[Dataset rows for apps and sites]
·····

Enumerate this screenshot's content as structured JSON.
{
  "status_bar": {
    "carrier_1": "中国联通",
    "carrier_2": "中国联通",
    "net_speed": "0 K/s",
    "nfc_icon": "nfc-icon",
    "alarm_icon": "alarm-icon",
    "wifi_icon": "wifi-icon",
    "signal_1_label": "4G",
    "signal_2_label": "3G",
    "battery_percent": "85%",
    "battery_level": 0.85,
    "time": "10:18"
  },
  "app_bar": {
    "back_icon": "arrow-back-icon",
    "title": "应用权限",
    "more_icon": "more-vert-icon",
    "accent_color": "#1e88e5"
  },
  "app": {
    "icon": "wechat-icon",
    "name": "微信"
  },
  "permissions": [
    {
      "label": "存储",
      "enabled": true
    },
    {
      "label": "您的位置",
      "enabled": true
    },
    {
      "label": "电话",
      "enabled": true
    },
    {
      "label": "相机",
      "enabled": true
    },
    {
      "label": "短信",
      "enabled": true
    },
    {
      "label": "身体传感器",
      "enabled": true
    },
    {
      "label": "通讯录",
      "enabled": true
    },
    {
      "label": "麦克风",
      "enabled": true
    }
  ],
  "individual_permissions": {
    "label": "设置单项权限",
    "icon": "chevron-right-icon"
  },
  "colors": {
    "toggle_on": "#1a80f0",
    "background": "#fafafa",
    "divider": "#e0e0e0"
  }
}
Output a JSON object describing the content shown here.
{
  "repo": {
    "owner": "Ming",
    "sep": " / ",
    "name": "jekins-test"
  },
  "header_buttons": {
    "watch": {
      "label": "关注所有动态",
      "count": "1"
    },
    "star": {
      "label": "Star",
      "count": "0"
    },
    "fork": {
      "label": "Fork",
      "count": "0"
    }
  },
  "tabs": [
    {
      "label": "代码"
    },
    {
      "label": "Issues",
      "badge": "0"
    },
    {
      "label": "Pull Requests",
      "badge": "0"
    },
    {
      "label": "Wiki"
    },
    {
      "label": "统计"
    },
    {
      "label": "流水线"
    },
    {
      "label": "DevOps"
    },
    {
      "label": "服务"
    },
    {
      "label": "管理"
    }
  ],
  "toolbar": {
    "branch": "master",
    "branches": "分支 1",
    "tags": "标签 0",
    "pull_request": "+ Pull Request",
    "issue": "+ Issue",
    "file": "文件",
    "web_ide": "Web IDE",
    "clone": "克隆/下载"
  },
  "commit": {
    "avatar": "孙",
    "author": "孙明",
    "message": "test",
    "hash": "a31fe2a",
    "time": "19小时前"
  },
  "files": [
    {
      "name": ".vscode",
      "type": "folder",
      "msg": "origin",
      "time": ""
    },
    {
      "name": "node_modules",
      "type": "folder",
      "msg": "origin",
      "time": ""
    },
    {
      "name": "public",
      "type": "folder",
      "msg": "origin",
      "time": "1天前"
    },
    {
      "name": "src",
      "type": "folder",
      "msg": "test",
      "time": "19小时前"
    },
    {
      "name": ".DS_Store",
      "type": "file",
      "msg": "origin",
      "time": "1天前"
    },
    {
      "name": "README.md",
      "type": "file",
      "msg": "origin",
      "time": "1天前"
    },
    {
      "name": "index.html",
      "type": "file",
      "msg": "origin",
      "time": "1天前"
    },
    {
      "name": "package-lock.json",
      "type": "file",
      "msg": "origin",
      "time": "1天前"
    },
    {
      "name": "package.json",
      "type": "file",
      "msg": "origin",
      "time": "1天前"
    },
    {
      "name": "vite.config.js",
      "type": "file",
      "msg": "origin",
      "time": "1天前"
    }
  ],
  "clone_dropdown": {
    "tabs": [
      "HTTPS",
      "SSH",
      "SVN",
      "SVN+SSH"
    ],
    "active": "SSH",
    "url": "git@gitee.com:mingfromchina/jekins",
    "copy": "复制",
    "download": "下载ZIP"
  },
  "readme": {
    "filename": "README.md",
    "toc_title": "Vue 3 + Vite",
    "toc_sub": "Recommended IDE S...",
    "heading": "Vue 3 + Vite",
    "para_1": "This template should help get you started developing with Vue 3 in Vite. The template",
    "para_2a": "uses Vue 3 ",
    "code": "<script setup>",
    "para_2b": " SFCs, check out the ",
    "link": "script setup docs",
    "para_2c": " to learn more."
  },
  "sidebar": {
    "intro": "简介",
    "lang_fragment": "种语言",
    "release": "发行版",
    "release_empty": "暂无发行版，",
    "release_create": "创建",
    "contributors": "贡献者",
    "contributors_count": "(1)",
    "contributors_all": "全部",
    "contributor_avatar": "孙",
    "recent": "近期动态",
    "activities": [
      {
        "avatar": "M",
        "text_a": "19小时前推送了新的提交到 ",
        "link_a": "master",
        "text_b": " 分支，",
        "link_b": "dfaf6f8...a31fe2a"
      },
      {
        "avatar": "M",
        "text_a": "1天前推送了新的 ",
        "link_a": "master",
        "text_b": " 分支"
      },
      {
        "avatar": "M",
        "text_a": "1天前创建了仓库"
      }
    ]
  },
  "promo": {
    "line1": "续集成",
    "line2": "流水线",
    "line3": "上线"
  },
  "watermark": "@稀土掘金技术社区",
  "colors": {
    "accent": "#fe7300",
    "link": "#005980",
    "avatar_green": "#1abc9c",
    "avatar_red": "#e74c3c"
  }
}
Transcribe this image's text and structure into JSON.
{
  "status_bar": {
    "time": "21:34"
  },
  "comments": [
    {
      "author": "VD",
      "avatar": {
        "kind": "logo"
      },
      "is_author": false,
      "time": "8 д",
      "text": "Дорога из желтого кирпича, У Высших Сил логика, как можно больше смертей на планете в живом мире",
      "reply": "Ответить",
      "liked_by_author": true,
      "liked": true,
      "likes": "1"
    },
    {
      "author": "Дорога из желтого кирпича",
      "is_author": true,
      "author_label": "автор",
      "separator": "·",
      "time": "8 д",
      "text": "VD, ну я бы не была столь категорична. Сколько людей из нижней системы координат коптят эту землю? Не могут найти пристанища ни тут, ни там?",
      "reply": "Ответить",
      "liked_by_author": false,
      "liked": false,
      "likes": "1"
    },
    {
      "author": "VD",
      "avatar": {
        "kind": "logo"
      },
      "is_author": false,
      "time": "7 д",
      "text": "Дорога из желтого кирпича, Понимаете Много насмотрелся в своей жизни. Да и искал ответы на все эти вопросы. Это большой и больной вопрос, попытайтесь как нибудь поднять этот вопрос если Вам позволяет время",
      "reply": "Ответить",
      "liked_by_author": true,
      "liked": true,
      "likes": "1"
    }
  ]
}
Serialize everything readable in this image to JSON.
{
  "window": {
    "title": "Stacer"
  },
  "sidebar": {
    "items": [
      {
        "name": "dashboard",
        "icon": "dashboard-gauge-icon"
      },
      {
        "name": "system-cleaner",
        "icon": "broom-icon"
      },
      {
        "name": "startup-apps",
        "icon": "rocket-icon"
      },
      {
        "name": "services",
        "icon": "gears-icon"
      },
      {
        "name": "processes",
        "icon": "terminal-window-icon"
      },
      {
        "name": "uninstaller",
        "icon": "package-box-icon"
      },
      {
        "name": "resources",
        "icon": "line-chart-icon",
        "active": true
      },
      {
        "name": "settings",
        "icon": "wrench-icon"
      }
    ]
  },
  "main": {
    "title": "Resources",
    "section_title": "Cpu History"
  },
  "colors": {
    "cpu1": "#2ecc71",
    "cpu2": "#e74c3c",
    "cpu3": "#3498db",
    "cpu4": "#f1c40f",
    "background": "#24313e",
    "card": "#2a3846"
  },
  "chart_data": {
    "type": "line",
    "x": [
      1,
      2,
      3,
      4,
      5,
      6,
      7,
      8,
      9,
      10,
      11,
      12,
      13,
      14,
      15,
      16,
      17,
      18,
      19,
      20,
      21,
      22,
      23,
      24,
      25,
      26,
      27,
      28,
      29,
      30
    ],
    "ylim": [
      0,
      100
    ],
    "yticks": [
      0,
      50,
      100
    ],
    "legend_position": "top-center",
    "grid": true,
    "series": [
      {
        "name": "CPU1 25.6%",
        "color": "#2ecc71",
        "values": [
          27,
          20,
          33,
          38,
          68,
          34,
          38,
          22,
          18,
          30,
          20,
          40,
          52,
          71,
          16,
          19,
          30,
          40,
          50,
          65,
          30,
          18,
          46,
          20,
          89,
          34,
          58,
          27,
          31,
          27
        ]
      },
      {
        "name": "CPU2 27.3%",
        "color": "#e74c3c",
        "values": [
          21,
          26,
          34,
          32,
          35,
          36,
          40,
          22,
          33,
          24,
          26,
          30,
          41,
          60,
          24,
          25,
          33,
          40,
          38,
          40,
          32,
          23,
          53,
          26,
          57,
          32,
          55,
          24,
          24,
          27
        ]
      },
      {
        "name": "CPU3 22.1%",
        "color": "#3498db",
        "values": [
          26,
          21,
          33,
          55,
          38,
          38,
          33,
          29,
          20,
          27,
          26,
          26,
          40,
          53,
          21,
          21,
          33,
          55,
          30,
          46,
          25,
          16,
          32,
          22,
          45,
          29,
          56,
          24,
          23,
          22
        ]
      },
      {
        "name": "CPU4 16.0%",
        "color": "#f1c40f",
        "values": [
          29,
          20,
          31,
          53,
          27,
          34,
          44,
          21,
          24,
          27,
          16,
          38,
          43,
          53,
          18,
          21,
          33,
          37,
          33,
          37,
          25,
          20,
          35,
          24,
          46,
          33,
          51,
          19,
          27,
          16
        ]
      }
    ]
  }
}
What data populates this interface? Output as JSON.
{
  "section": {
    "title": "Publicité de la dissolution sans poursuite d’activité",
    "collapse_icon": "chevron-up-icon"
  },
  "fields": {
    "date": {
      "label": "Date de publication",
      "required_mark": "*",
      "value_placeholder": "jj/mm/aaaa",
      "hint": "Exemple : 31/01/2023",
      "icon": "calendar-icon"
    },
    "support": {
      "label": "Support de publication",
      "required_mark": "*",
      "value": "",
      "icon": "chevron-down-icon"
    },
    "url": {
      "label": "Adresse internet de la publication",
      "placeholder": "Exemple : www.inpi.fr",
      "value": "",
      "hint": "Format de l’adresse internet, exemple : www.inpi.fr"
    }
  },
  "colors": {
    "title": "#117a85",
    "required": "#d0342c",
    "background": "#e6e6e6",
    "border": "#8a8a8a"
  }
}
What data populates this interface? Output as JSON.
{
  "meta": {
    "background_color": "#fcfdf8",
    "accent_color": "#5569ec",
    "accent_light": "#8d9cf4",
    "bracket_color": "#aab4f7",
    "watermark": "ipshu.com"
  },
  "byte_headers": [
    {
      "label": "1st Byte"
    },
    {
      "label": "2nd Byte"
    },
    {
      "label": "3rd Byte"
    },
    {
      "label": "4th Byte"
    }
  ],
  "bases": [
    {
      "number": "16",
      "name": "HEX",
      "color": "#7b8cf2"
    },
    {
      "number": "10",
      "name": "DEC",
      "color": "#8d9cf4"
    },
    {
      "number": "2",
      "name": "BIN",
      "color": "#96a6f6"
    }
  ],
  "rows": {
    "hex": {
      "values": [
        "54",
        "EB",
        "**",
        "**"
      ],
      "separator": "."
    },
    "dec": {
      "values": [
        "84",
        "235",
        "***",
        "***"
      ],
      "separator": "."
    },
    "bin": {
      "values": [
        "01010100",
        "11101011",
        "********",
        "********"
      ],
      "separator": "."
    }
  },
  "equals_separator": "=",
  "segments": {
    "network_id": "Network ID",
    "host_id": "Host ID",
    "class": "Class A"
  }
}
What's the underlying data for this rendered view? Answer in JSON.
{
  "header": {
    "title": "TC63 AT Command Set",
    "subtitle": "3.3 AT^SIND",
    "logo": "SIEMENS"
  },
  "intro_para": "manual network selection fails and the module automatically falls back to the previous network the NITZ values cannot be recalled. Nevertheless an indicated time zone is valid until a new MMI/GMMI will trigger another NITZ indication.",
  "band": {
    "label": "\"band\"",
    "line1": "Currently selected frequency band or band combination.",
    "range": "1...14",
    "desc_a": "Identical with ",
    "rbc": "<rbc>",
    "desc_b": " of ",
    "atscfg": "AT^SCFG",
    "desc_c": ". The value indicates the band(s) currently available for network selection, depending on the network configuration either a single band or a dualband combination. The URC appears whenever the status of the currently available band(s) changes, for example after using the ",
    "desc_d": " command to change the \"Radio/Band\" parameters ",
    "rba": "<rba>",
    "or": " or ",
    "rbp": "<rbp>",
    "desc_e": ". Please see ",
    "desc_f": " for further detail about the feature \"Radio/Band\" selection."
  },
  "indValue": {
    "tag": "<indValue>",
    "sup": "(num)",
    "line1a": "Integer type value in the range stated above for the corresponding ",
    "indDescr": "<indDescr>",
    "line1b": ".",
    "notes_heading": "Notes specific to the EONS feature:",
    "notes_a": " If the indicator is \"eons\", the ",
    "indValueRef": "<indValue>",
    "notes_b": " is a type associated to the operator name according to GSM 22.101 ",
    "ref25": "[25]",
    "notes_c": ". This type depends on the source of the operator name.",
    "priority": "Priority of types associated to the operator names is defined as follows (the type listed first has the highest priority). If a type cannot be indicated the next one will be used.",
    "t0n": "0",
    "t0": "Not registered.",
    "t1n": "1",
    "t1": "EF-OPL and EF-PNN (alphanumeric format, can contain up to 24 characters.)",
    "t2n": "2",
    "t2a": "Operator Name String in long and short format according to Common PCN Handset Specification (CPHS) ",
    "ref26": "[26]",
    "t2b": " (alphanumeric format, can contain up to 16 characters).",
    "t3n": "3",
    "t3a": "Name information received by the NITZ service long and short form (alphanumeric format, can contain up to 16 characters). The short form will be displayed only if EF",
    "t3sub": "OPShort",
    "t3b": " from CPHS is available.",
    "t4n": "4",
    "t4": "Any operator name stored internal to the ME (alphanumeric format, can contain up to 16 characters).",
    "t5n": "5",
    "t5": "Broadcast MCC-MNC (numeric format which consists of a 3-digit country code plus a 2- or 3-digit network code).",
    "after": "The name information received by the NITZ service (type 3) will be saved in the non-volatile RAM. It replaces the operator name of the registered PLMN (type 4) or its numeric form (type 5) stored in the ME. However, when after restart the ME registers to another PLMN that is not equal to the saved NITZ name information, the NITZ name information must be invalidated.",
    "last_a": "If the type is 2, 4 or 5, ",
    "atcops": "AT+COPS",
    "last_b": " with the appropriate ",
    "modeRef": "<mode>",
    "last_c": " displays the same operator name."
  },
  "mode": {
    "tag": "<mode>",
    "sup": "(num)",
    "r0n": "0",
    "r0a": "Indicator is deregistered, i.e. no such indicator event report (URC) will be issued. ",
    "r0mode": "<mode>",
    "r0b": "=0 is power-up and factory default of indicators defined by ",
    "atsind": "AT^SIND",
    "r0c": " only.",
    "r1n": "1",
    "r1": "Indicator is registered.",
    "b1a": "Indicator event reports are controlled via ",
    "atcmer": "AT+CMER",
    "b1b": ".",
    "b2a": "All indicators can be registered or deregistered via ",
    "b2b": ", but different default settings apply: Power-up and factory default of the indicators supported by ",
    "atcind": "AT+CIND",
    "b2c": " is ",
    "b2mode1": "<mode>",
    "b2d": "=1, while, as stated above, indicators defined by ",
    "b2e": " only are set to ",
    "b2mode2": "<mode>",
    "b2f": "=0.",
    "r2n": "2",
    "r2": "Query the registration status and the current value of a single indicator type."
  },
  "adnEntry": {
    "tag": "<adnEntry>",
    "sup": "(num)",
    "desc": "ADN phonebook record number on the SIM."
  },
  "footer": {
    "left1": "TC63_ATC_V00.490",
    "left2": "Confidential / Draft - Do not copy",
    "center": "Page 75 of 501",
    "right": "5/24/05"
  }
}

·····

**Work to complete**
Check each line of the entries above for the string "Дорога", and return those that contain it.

**Solution**
      "text": "Дорога из желтого кирпича, У Высших Сил логика, как можно больше смертей на планете в живом мире",
      "author": "Дорога из желтого кирпича",
      "text": "Дорога из желтого кирпича, Понимаете Много насмотрелся в своей жизни. Да и искал ответы на все эти вопросы. Это большой и больной вопрос, попытайтесь как нибудь поднять этот вопрос если Вам позволяет время",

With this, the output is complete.